Multifilaments are the nearest thing in construction to natural gut, so it’s no surprise that they play the closest to gut in terms of performance. They are great for absorbing shock, so anyone with tennis elbow or other arm problems should give them serious consideration, and offer great touch and control. Power-wise they are very adequate, although some of the newer monofilaments do give more. Marcos Baghdatis and Gisella Dulko use Tecnifibre X-One Biphase, as did Serbia’s Novak Djokovic when he won the Australian Open in 2008, and former French Davis Cup player Fabrice Santoro, renowned for his exquisite touch and control, whilst Jurgen Melzer, the 2010 Wimbledon Men’s Doubles champion, uses Isospeed Professional.  Both of these strings are multifilament construction. If you’re after the best possible touch and control, or if comfort is of prime consideration, multifilament strings could well be for you.

Monofilaments are the exact opposite to multifilaments, in more ways than one. They are composed of a single strand, which may be of one type of material, or a composite of two or more. They are tougher than multifilaments, but do not provide as much touch. In fact, monofilaments are all about one thing – power, and the names the manufacturers give them reflect this, Babolat RPM Blast, and Luxilon Big Banger Alu Power being two examples.

Monofilament synthetics are now the most popular type of string on the pro tours, with players such as Rafa Nadal and Francesca Schiavone using RPM Blast, and Robin Soderling and Tomas Berdych using Big Banger Alu Power. Alu Power, as the name suggests, is a string with an element of aluminium in it, and Luxilon claim it gives the string more power, hence the name. There are also monofilaments on the market which contain titanium, tungsten, or copper, all of which claim to add more pace to your shots.

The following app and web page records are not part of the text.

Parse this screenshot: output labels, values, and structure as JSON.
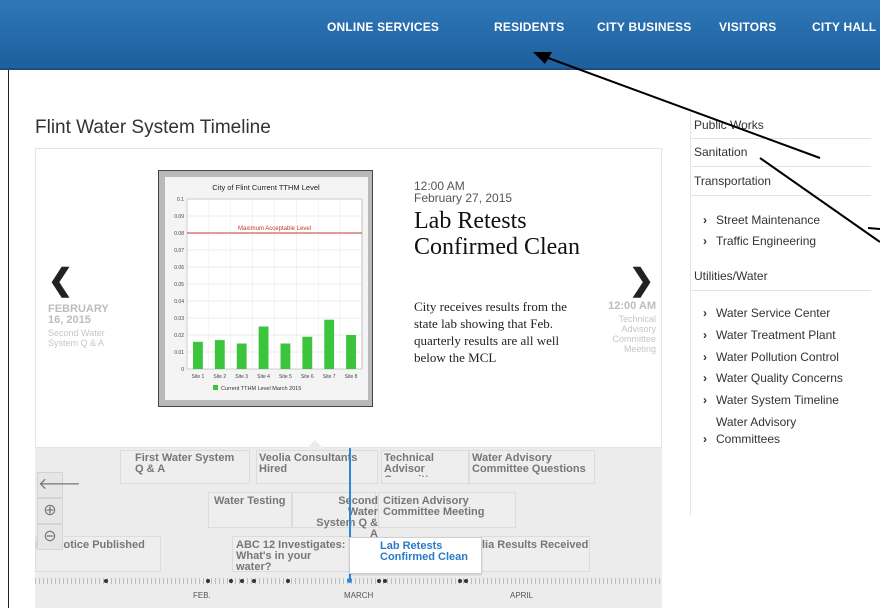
{
  "nav": {
    "items": [
      "ONLINE SERVICES",
      "RESIDENTS",
      "CITY BUSINESS",
      "VISITORS",
      "CITY HALL"
    ]
  },
  "page": {
    "title": "Flint Water System Timeline"
  },
  "slide": {
    "prev": {
      "month_day": "FEBRUARY",
      "year": "16, 2015",
      "caption": "Second Water\nSystem Q & A"
    },
    "next": {
      "time": "12:00 AM",
      "caption": "Technical\nAdvisory\nCommittee\nMeeting"
    },
    "time": "12:00 AM",
    "date": "February 27, 2015",
    "heading": "Lab Retests Confirmed Clean",
    "body": "City receives results from the state lab showing that Feb. quarterly results are all well below the MCL"
  },
  "chart_data": {
    "type": "bar",
    "title": "City of Flint     Current TTHM Level",
    "categories": [
      "Site 1",
      "Site 2",
      "Site 3",
      "Site 4",
      "Site 5",
      "Site 6",
      "Site 7",
      "Site 8"
    ],
    "values": [
      0.016,
      0.017,
      0.015,
      0.025,
      0.015,
      0.019,
      0.029,
      0.02
    ],
    "ylim": [
      0,
      0.1
    ],
    "yticks": [
      "0",
      "0.01",
      "0.02",
      "0.03",
      "0.04",
      "0.05",
      "0.06",
      "0.07",
      "0.08",
      "0.09",
      "0.1"
    ],
    "reference_line": {
      "value": 0.08,
      "label": "Maximum Acceptable Level",
      "color": "#c0392b"
    },
    "series": [
      {
        "name": "Current TTHM Level March 2015",
        "color": "#3cc53c"
      }
    ],
    "legend_label": "Current TTHM Level March 2015",
    "grid": true
  },
  "timeline": {
    "events": [
      "First Water System Q & A",
      "Veolia Consultants Hired",
      "Technical Advisor Committee Meetin",
      "Water Advisory Committee Questions",
      "Water Testing",
      "Second Water System Q & A",
      "Citizen Advisory Committee Meeting",
      "ion Notice Published",
      "ABC 12 Investigates: What's in your water?",
      "lia Results Received"
    ],
    "active_event": "Lab Retests Confirmed Clean",
    "months": [
      "FEB.",
      "MARCH",
      "APRIL"
    ]
  },
  "sidebar": {
    "sections": [
      "Public Works",
      "Sanitation",
      "Transportation"
    ],
    "transportation_items": [
      "Street Maintenance",
      "Traffic Engineering"
    ],
    "utilities_heading": "Utilities/Water",
    "utilities_items": [
      "Water Service Center",
      "Water Treatment Plant",
      "Water Pollution Control",
      "Water Quality Concerns",
      "Water System Timeline"
    ],
    "advisory_line1": "Water Advisory",
    "advisory_line2": "Committees"
  },
  "colors": {
    "nav_bg": "#2f78b7",
    "accent": "#2f86d6",
    "bar": "#3cc53c",
    "limit": "#c0392b"
  },
  "icons": [
    "chevron-left-icon",
    "chevron-right-icon",
    "back-arrow-icon",
    "zoom-in-icon",
    "zoom-out-icon"
  ]
}
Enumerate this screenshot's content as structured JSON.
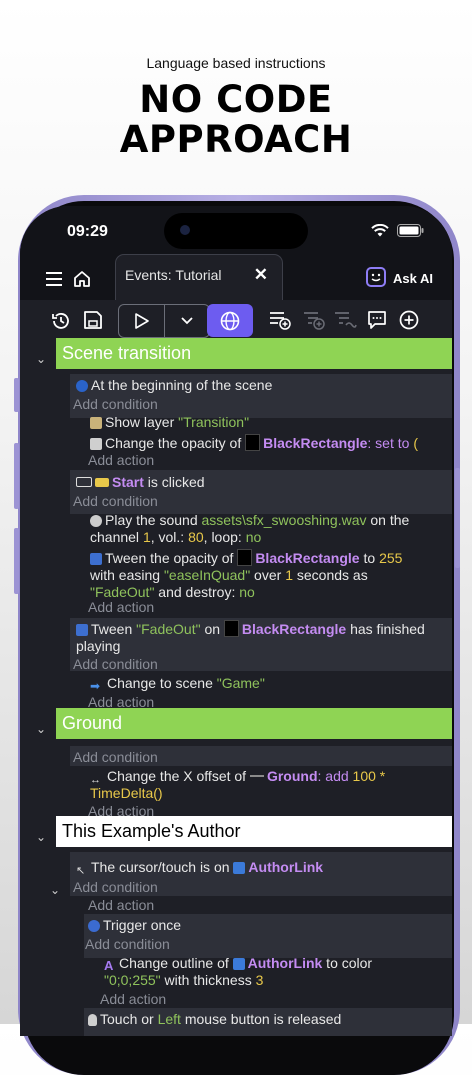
{
  "promo": {
    "tagline": "Language based instructions",
    "headline_1": "NO CODE",
    "headline_2": "APPROACH"
  },
  "status": {
    "time": "09:29"
  },
  "app": {
    "tab_label": "Events: Tutorial",
    "ask_ai": "Ask AI"
  },
  "colors": {
    "group_green": "#8fd454",
    "group_white": "#ffffff",
    "object_name": "#c48cf2",
    "string": "#8fc25c",
    "number": "#e8c84a",
    "accent": "#6d5cf0"
  },
  "events": {
    "g1": {
      "title": "Scene transition"
    },
    "e1": {
      "cond": "At the beginning of the scene",
      "add_condition": "Add condition",
      "a1_pre": "Show layer ",
      "a1_str": "\"Transition\"",
      "a2_pre": "Change the opacity of ",
      "a2_obj": "BlackRectangle",
      "a2_post": ": set to ",
      "a2_tail": "(",
      "add_action": "Add action"
    },
    "e2": {
      "cond_obj": "Start",
      "cond_post": " is clicked",
      "add_condition": "Add condition",
      "a1_pre": "Play the sound ",
      "a1_str": "assets\\sfx_swooshing.wav",
      "a1_mid": " on the",
      "a1_l2a": "channel ",
      "a1_n1": "1",
      "a1_l2b": ", vol.: ",
      "a1_n2": "80",
      "a1_l2c": ", loop: ",
      "a1_l2d": "no",
      "a2_pre": "Tween the opacity of ",
      "a2_obj": "BlackRectangle",
      "a2_mid": " to ",
      "a2_n": "255",
      "a2_l2a": "with easing ",
      "a2_s1": "\"easeInQuad\"",
      "a2_l2b": " over ",
      "a2_n2": "1",
      "a2_l2c": " seconds as",
      "a2_s2": "\"FadeOut\"",
      "a2_l3a": " and destroy: ",
      "a2_l3b": "no",
      "add_action": "Add action"
    },
    "e3": {
      "c_pre": "Tween ",
      "c_str": "\"FadeOut\"",
      "c_mid": " on ",
      "c_obj": "BlackRectangle",
      "c_post": " has finished",
      "c_l2": "playing",
      "add_condition": "Add condition",
      "a1_pre": "Change to scene ",
      "a1_str": "\"Game\"",
      "add_action": "Add action"
    },
    "g2": {
      "title": "Ground"
    },
    "e4": {
      "add_condition": "Add condition",
      "a1_pre": "Change the X offset of ",
      "a1_obj": "Ground",
      "a1_mid": ": add ",
      "a1_n": "100",
      "a1_op": " *",
      "a1_l2": "TimeDelta()",
      "add_action": "Add action"
    },
    "g3": {
      "title": "This Example's Author"
    },
    "e5": {
      "c_pre": "The cursor/touch is on ",
      "c_obj": "AuthorLink",
      "add_condition": "Add condition",
      "add_action": "Add action"
    },
    "e6": {
      "cond": "Trigger once",
      "add_condition": "Add condition",
      "a1_pre": "Change outline of ",
      "a1_obj": "AuthorLink",
      "a1_mid": " to color",
      "a1_str": "\"0;0;255\"",
      "a1_l2": " with thickness ",
      "a1_n": "3",
      "add_action": "Add action"
    },
    "e7": {
      "c_pre": "Touch or ",
      "c_str": "Left",
      "c_post": " mouse button is released"
    }
  }
}
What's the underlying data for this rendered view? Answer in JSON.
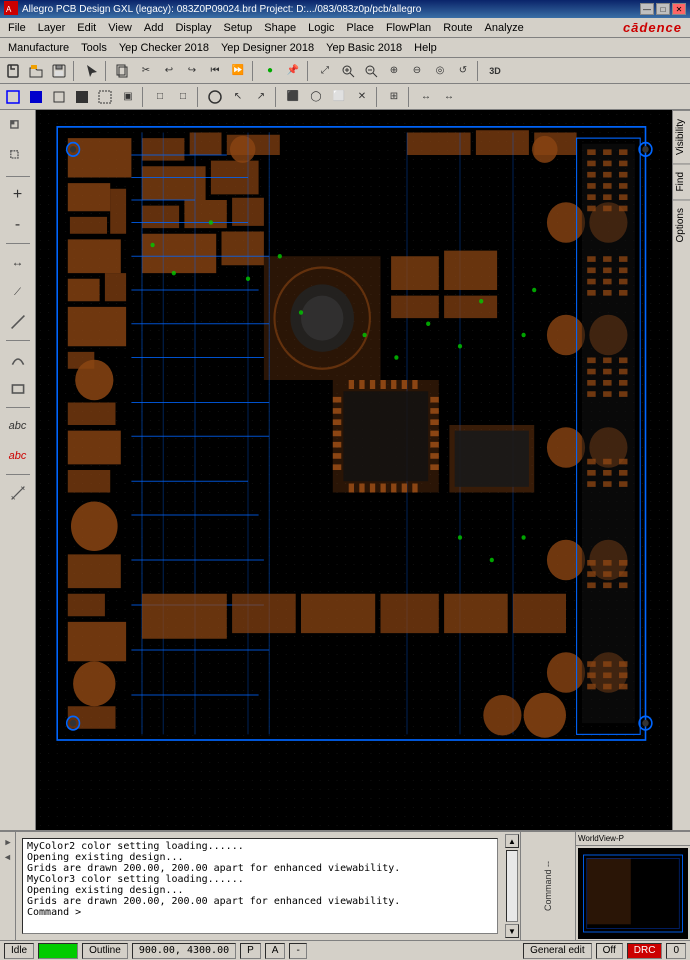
{
  "title_bar": {
    "text": "Allegro PCB Design GXL (legacy): 083Z0P09024.brd  Project: D:.../083/083z0p/pcb/allegro",
    "min_label": "—",
    "max_label": "□",
    "close_label": "✕"
  },
  "menu": {
    "items": [
      "File",
      "Layer",
      "Edit",
      "View",
      "Add",
      "Display",
      "Setup",
      "Shape",
      "Logic",
      "Place",
      "FlowPlan",
      "Route",
      "Analyze"
    ]
  },
  "menu2": {
    "items": [
      "Manufacture",
      "Tools",
      "Yep Checker 2018",
      "Yep Designer 2018",
      "Yep Basic 2018",
      "Help"
    ]
  },
  "cadence": {
    "logo": "cādence"
  },
  "toolbar1": {
    "buttons": [
      "📂",
      "💾",
      "✂",
      "📋",
      "↩",
      "↪",
      "⏮",
      "⏩",
      "🔘",
      "📌",
      "🗑",
      "📄",
      "↩",
      "↪",
      "▼",
      "▶",
      "⊡",
      "⊞",
      "🔍",
      "🔎",
      "⊕",
      "⊖",
      "◎",
      "↺",
      "⤢",
      "3D"
    ]
  },
  "toolbar2": {
    "buttons": [
      "□",
      "■",
      "◻",
      "◼",
      "⬚",
      "▣",
      "□",
      "□",
      "□",
      "◯",
      "↖",
      "↗",
      "↕",
      "⬛",
      "◯",
      "⬜",
      "✕",
      "⊞",
      "↔",
      "↔"
    ]
  },
  "right_panel": {
    "tabs": [
      "Visibility",
      "Find",
      "Options"
    ]
  },
  "command_log": {
    "lines": [
      "MyColor2 color setting loading......",
      "Opening existing design...",
      "Grids are drawn 200.00, 200.00 apart for enhanced viewability.",
      "MyColor3 color setting loading......",
      "Opening existing design...",
      "Grids are drawn 200.00, 200.00 apart for enhanced viewability.",
      "Command >"
    ]
  },
  "status_bar": {
    "state": "Idle",
    "green_indicator": "",
    "outline_label": "Outline",
    "coordinates": "900.00, 4300.00",
    "p_label": "P",
    "a_label": "A",
    "dash": "-",
    "general_edit": "General edit",
    "off_label": "Off",
    "drc_label": "DRC",
    "page_num": "0"
  },
  "left_sidebar": {
    "buttons": [
      "sel",
      "sel2",
      "zoom",
      "zoom2",
      "line",
      "arc",
      "rect",
      "poly",
      "move",
      "copy",
      "del",
      "rot",
      "text",
      "text2",
      "prop",
      "via",
      "layer",
      "net",
      "pad",
      "shape",
      "route",
      "iroute",
      "cline",
      "bus",
      "drc",
      "ant",
      "spread"
    ]
  },
  "worldview": {
    "label": "WorldView-P",
    "bg": "#000000"
  }
}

Monofilaments are also more durable than multifilaments, (given the same string thickness), but tend to feel somewhat dead in thicker gauges, so that whilst the string might last a long time it doesn’t perform well. These thicker gauge monos are best avoided.  An aspect regarding monofilaments that’s not always appreciated is that they lose tension much quicker than natural gut or multifilaments.  In effect, the performance of the string gives up well before the string itself breaks, so you’ll need to restring regularly to benefit from monofilaments.

Lastly, monofilaments are very poor at absorbing shock, and tend to send any vibrations straight up the arm. Those with arm problems should look elsewhere.

In summary, if power is your main requirement, you’re not overly bothered about touch, and you don’t have tennis elbow or other arm problems, a monofilament may be your answer.

Wrapped Strings. Rounding out string construction are strings referred to as wrapped strings, whereby a centre core of either monofilament or multifilament construction is surrounded by one or more wraps of the same, or a different, material. The idea of this type of string is that it gives a blend of performance; eg: the durability of a monofilament with some of the control of a multifilament, or the control of a multifilament with some of the durability of a monofilament. Generally speaking, the thinner the central core and/or the more wraps, the more the string is control orientated. Whilst they offer neither the overall control of a multifilament nor the durability of a monofilament, they do provide a good compromise between the two.

Wrapped strings tend to cost a bit less than either monofilaments or multifilaments, but can still provide excellent performance. A few years ago Serbia’s Novak Djokovic was using Tecnifibre Synthetic Gut, whilst Dominik Hrbaty and Patti Schnyder, both former Top Twenty players, used strings from Kirschbaum’s Super Smash range. All are wrapped strings, as is Prince Tournament Nylon, which was used by Spain’s Paolo Suarez, a multiple Grand Slam doubles winner. By the way, “Synthetic Gut” as in Tecnifibre Synthetic Gut and Prince Synthetic Gut, has no natural gut content, they are merely trade names.